## Extracted information
-=-=-

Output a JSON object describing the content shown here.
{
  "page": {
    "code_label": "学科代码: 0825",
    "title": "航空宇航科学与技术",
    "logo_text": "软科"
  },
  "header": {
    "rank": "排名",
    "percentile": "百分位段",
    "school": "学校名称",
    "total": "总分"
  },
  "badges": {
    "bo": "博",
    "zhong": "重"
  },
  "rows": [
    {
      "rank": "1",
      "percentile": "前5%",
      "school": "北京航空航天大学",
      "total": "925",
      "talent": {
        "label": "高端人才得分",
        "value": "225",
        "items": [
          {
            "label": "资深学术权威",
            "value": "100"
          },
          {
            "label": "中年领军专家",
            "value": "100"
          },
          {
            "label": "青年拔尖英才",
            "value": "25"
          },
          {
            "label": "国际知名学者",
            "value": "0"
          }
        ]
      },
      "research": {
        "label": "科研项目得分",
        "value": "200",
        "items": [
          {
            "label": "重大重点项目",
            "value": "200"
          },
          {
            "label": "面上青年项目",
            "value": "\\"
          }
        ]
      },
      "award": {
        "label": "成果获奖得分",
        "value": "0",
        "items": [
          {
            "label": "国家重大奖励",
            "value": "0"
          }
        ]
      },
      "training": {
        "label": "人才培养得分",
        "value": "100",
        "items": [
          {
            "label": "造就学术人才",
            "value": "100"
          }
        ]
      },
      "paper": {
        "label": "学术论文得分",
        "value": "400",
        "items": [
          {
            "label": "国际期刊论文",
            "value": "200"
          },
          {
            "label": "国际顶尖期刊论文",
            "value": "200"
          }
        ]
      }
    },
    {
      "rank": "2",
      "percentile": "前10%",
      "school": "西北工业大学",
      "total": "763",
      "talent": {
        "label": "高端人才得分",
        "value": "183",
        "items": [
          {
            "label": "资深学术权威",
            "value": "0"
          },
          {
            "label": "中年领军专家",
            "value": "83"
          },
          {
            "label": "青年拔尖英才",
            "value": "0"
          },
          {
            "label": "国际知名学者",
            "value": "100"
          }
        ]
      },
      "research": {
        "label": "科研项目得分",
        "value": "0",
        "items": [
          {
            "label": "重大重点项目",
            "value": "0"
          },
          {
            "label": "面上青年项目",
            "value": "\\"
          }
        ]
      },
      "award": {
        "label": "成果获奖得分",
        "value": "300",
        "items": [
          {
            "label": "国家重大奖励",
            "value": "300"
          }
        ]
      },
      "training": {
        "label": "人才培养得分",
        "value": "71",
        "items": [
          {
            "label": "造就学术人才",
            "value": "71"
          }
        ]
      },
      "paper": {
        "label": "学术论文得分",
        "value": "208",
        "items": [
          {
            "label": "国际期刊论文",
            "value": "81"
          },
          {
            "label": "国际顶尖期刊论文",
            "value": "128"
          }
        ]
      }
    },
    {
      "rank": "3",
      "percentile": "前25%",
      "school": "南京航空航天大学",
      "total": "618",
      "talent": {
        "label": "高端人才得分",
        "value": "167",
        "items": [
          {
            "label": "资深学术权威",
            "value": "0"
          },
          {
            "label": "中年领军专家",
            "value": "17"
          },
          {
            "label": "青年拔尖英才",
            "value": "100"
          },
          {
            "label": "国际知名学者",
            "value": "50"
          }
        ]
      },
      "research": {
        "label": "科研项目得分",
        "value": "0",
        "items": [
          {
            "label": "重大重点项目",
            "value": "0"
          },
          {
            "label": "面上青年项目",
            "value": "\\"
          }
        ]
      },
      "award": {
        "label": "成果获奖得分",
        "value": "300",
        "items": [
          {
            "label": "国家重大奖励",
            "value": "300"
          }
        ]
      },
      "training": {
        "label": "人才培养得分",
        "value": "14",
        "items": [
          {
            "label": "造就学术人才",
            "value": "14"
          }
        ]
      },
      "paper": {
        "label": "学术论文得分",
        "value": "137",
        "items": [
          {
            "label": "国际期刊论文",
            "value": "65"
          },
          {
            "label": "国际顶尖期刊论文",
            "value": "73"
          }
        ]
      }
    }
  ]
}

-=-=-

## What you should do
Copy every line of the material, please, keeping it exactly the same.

## Task result
Output a JSON object describing the content shown here.
{
  "page": {
    "code_label": "学科代码: 0825",
    "title": "航空宇航科学与技术",
    "logo_text": "软科"
  },
  "header": {
    "rank": "排名",
    "percentile": "百分位段",
    "school": "学校名称",
    "total": "总分"
  },
  "badges": {
    "bo": "博",
    "zhong": "重"
  },
  "rows": [
    {
      "rank": "1",
      "percentile": "前5%",
      "school": "北京航空航天大学",
      "total": "925",
      "talent": {
        "label": "高端人才得分",
        "value": "225",
        "items": [
          {
            "label": "资深学术权威",
            "value": "100"
          },
          {
            "label": "中年领军专家",
            "value": "100"
          },
          {
            "label": "青年拔尖英才",
            "value": "25"
          },
          {
            "label": "国际知名学者",
            "value": "0"
          }
        ]
      },
      "research": {
        "label": "科研项目得分",
        "value": "200",
        "items": [
          {
            "label": "重大重点项目",
            "value": "200"
          },
          {
            "label": "面上青年项目",
            "value": "\\"
          }
        ]
      },
      "award": {
        "label": "成果获奖得分",
        "value": "0",
        "items": [
          {
            "label": "国家重大奖励",
            "value": "0"
          }
        ]
      },
      "training": {
        "label": "人才培养得分",
        "value": "100",
        "items": [
          {
            "label": "造就学术人才",
            "value": "100"
          }
        ]
      },
      "paper": {
        "label": "学术论文得分",
        "value": "400",
        "items": [
          {
            "label": "国际期刊论文",
            "value": "200"
          },
          {
            "label": "国际顶尖期刊论文",
            "value": "200"
          }
        ]
      }
    },
    {
      "rank": "2",
      "percentile": "前10%",
      "school": "西北工业大学",
      "total": "763",
      "talent": {
        "label": "高端人才得分",
        "value": "183",
        "items": [
          {
            "label": "资深学术权威",
            "value": "0"
          },
          {
            "label": "中年领军专家",
            "value": "83"
          },
          {
            "label": "青年拔尖英才",
            "value": "0"
          },
          {
            "label": "国际知名学者",
            "value": "100"
          }
        ]
      },
      "research": {
        "label": "科研项目得分",
        "value": "0",
        "items": [
          {
            "label": "重大重点项目",
            "value": "0"
          },
          {
            "label": "面上青年项目",
            "value": "\\"
          }
        ]
      },
      "award": {
        "label": "成果获奖得分",
        "value": "300",
        "items": [
          {
            "label": "国家重大奖励",
            "value": "300"
          }
        ]
      },
      "training": {
        "label": "人才培养得分",
        "value": "71",
        "items": [
          {
            "label": "造就学术人才",
            "value": "71"
          }
        ]
      },
      "paper": {
        "label": "学术论文得分",
        "value": "208",
        "items": [
          {
            "label": "国际期刊论文",
            "value": "81"
          },
          {
            "label": "国际顶尖期刊论文",
            "value": "128"
          }
        ]
      }
    },
    {
      "rank": "3",
      "percentile": "前25%",
      "school": "南京航空航天大学",
      "total": "618",
      "talent": {
        "label": "高端人才得分",
        "value": "167",
        "items": [
          {
            "label": "资深学术权威",
            "value": "0"
          },
          {
            "label": "中年领军专家",
            "value": "17"
          },
          {
            "label": "青年拔尖英才",
            "value": "100"
          },
          {
            "label": "国际知名学者",
            "value": "50"
          }
        ]
      },
      "research": {
        "label": "科研项目得分",
        "value": "0",
        "items": [
          {
            "label": "重大重点项目",
            "value": "0"
          },
          {
            "label": "面上青年项目",
            "value": "\\"
          }
        ]
      },
      "award": {
        "label": "成果获奖得分",
        "value": "300",
        "items": [
          {
            "label": "国家重大奖励",
            "value": "300"
          }
        ]
      },
      "training": {
        "label": "人才培养得分",
        "value": "14",
        "items": [
          {
            "label": "造就学术人才",
            "value": "14"
          }
        ]
      },
      "paper": {
        "label": "学术论文得分",
        "value": "137",
        "items": [
          {
            "label": "国际期刊论文",
            "value": "65"
          },
          {
            "label": "国际顶尖期刊论文",
            "value": "73"
          }
        ]
      }
    }
  ]
}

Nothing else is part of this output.